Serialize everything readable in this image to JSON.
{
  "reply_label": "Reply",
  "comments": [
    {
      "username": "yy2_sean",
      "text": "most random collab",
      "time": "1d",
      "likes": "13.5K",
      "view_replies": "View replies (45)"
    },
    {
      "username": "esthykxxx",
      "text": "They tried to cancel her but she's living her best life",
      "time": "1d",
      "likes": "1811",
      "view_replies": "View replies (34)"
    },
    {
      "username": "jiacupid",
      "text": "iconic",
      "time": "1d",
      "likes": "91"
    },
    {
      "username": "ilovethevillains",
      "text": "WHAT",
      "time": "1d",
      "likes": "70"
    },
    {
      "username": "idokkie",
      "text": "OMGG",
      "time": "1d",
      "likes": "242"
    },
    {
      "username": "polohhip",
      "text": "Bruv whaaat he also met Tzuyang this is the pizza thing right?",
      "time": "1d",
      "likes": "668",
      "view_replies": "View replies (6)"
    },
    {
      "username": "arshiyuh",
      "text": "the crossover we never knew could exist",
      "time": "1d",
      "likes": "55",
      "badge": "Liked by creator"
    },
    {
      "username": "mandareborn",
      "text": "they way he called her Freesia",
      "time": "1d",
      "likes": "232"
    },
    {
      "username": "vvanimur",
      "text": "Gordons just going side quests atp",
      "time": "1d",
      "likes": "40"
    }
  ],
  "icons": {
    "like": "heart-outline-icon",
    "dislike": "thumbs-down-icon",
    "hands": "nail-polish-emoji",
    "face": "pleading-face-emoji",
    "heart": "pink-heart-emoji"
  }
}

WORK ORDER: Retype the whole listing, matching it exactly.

RESULT FOR THIS TASK:
Serialize everything readable in this image to JSON.
{
  "reply_label": "Reply",
  "comments": [
    {
      "username": "yy2_sean",
      "text": "most random collab",
      "time": "1d",
      "likes": "13.5K",
      "view_replies": "View replies (45)"
    },
    {
      "username": "esthykxxx",
      "text": "They tried to cancel her but she's living her best life",
      "time": "1d",
      "likes": "1811",
      "view_replies": "View replies (34)"
    },
    {
      "username": "jiacupid",
      "text": "iconic",
      "time": "1d",
      "likes": "91"
    },
    {
      "username": "ilovethevillains",
      "text": "WHAT",
      "time": "1d",
      "likes": "70"
    },
    {
      "username": "idokkie",
      "text": "OMGG",
      "time": "1d",
      "likes": "242"
    },
    {
      "username": "polohhip",
      "text": "Bruv whaaat he also met Tzuyang this is the pizza thing right?",
      "time": "1d",
      "likes": "668",
      "view_replies": "View replies (6)"
    },
    {
      "username": "arshiyuh",
      "text": "the crossover we never knew could exist",
      "time": "1d",
      "likes": "55",
      "badge": "Liked by creator"
    },
    {
      "username": "mandareborn",
      "text": "they way he called her Freesia",
      "time": "1d",
      "likes": "232"
    },
    {
      "username": "vvanimur",
      "text": "Gordons just going side quests atp",
      "time": "1d",
      "likes": "40"
    }
  ],
  "icons": {
    "like": "heart-outline-icon",
    "dislike": "thumbs-down-icon",
    "hands": "nail-polish-emoji",
    "face": "pleading-face-emoji",
    "heart": "pink-heart-emoji"
  }
}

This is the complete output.